Queen Elizabeth II became the longest-reigning monarch in British history in 2015 (via Britannica). With a tremendous life in the public eye, it’s not surprising that she may want to keep a few details to herself. One of those secrets has been held close since she married Lieutenant Philip Mountbatten of the Royal Navy, formerly Prince Philip of Greece and Denmark, who would become Duke of Edinburgh shortly before their union in 1947. The secret involves her wedding band, and to this day she has shared this secret with no one but her husband and an honored craftsman.

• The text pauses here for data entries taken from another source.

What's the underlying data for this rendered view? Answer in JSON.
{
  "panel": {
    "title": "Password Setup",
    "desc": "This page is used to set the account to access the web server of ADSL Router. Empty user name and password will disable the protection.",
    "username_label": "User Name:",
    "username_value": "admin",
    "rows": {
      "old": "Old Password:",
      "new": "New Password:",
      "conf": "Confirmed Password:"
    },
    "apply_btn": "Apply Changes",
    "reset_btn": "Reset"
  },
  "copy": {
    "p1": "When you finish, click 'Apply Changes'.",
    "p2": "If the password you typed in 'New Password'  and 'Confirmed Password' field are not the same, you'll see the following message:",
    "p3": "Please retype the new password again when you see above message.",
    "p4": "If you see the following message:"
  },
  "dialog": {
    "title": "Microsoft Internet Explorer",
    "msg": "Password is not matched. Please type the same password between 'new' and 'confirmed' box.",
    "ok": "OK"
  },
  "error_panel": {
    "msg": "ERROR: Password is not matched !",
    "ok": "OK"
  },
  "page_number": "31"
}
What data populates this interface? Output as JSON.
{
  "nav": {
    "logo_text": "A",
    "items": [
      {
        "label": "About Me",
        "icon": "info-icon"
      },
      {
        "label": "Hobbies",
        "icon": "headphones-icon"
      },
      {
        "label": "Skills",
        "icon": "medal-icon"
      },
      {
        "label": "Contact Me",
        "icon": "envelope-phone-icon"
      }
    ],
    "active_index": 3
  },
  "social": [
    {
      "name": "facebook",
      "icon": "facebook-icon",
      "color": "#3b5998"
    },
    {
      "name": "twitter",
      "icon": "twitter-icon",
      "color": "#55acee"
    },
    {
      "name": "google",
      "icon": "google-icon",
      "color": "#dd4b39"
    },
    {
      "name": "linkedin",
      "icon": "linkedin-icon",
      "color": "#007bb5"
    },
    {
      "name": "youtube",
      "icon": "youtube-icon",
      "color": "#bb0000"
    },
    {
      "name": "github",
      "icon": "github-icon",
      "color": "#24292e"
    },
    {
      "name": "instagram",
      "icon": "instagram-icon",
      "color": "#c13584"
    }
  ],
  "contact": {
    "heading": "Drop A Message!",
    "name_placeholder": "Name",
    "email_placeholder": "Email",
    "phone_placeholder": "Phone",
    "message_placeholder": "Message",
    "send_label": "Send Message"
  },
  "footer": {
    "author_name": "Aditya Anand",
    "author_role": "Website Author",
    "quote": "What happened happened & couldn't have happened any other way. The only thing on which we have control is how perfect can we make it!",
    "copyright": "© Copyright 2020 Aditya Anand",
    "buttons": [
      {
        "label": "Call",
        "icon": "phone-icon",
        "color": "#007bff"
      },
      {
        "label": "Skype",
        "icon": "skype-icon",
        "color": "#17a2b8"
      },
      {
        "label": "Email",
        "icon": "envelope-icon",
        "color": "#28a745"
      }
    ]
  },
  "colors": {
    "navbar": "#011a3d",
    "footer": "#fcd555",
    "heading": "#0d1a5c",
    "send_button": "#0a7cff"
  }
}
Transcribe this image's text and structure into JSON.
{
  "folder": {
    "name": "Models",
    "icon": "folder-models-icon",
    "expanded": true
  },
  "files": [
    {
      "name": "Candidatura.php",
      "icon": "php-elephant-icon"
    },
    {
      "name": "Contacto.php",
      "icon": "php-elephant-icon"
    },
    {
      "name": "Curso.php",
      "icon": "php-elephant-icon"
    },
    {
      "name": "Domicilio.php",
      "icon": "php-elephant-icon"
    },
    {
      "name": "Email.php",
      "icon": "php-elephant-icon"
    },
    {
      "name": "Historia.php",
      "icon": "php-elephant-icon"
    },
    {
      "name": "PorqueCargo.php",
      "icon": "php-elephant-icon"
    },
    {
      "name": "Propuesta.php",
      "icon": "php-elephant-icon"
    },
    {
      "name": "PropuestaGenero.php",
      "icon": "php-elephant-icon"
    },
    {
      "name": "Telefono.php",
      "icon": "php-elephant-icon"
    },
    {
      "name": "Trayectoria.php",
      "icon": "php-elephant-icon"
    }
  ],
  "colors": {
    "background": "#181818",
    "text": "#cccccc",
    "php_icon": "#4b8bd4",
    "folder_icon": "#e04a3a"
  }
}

“She never takes it off and inside the ring is an inscription. No one knows what it says, other than the engraver, the Queen and her husband,” shares biographer Ingrid Seward, author of the new book Prince Philip: A Portrait of the Duke of Edinburgh (via People). Sigh. An intimate secret shared after so many years of marriage, it sounds so sweet and romantic.
While we can’t tell you what the Queen’s ring says, we can share a little more about this traditional wedding piece.
Welsh gold is a royal wedding tradition
The Queen’s wedding ring is made from Welsh gold. Notes Seward, “At least Philip didn’t have the expense of a wedding ring, as the people of Wales supplied a nugget of Welsh gold from which the ring is made.” The tradition of using Welsh gold for the bride’s wedding band dates back to the Queen Mother in 1923, a practice followed in modern-day by Princess Eugenie, Meghan Markle, and Kate Middleton. You can see Kate’s lovely ring pictured here.
Welsh gold is an incredible rarity, explaining why this precious metal is such a prized commodity by the royal family (via CBS). The metal is thought to date back to the Bronze Age, but was only commercially mined from the mid-1800’s to the late 1990’s. The Queen has a stockpile of this lovely metal, but it is difficult to find in unadulterated form. People can still scrape a few grams by hand panning at the Wales mine-turned-museum (via Luxury Insider). Made from an entire gold nugget, the Queen’s ring originated from the Clogau St. David’s mine. The metal is described as colored from a range of common yellow to yellow-white in its natural and unblended state.
Source: Read Full Article